Exactly how many lines in the data below contain the string "fips"? Give that number and nothing else.
○ ○ ○ ○
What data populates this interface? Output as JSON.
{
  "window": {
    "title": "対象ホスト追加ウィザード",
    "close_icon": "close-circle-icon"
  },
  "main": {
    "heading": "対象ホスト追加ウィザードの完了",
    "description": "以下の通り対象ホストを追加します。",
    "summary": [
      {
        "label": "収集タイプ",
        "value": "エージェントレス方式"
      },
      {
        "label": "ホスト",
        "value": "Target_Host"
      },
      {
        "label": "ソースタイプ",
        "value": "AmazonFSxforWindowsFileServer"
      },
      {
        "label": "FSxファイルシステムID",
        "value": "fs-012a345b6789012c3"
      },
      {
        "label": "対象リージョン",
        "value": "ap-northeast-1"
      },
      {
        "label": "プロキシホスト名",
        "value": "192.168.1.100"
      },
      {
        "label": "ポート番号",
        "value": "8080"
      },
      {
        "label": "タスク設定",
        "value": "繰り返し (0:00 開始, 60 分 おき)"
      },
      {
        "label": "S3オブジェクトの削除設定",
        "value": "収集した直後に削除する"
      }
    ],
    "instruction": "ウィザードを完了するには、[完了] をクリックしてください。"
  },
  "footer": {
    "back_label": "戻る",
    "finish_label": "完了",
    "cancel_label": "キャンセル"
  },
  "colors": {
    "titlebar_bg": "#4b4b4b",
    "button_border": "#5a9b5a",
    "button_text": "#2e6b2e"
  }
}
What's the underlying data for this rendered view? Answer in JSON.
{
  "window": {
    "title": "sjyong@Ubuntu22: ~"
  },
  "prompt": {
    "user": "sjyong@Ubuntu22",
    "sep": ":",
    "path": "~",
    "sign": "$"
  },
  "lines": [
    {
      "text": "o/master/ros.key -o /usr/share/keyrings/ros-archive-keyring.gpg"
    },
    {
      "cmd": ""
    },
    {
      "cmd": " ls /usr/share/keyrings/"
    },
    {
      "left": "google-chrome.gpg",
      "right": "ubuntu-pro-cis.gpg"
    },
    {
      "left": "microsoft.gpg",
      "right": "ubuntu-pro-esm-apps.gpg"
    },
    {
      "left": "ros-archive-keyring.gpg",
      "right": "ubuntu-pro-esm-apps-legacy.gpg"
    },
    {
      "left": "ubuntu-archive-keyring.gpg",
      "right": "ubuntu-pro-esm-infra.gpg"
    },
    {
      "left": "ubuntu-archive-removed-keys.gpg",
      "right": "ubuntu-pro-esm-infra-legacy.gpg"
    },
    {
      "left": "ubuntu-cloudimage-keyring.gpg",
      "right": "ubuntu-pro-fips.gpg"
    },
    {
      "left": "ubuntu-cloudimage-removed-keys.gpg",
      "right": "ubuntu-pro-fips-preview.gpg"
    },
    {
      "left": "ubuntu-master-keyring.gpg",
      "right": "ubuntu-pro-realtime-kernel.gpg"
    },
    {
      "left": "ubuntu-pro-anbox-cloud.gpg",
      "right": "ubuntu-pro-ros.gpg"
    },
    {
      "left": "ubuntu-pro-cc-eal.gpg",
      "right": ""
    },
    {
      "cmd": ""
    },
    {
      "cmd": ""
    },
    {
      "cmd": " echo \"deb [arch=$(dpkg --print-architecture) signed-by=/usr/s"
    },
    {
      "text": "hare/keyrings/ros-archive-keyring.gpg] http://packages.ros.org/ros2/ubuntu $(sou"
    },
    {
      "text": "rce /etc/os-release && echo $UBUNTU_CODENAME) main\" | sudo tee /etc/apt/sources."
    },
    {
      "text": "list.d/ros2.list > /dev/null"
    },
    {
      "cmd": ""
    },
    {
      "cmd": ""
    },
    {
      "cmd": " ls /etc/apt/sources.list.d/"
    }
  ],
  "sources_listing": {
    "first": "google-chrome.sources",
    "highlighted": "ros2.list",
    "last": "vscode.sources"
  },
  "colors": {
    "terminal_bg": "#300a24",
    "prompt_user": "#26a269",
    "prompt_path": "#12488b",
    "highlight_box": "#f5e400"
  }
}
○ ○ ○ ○
TASK RESULT: 2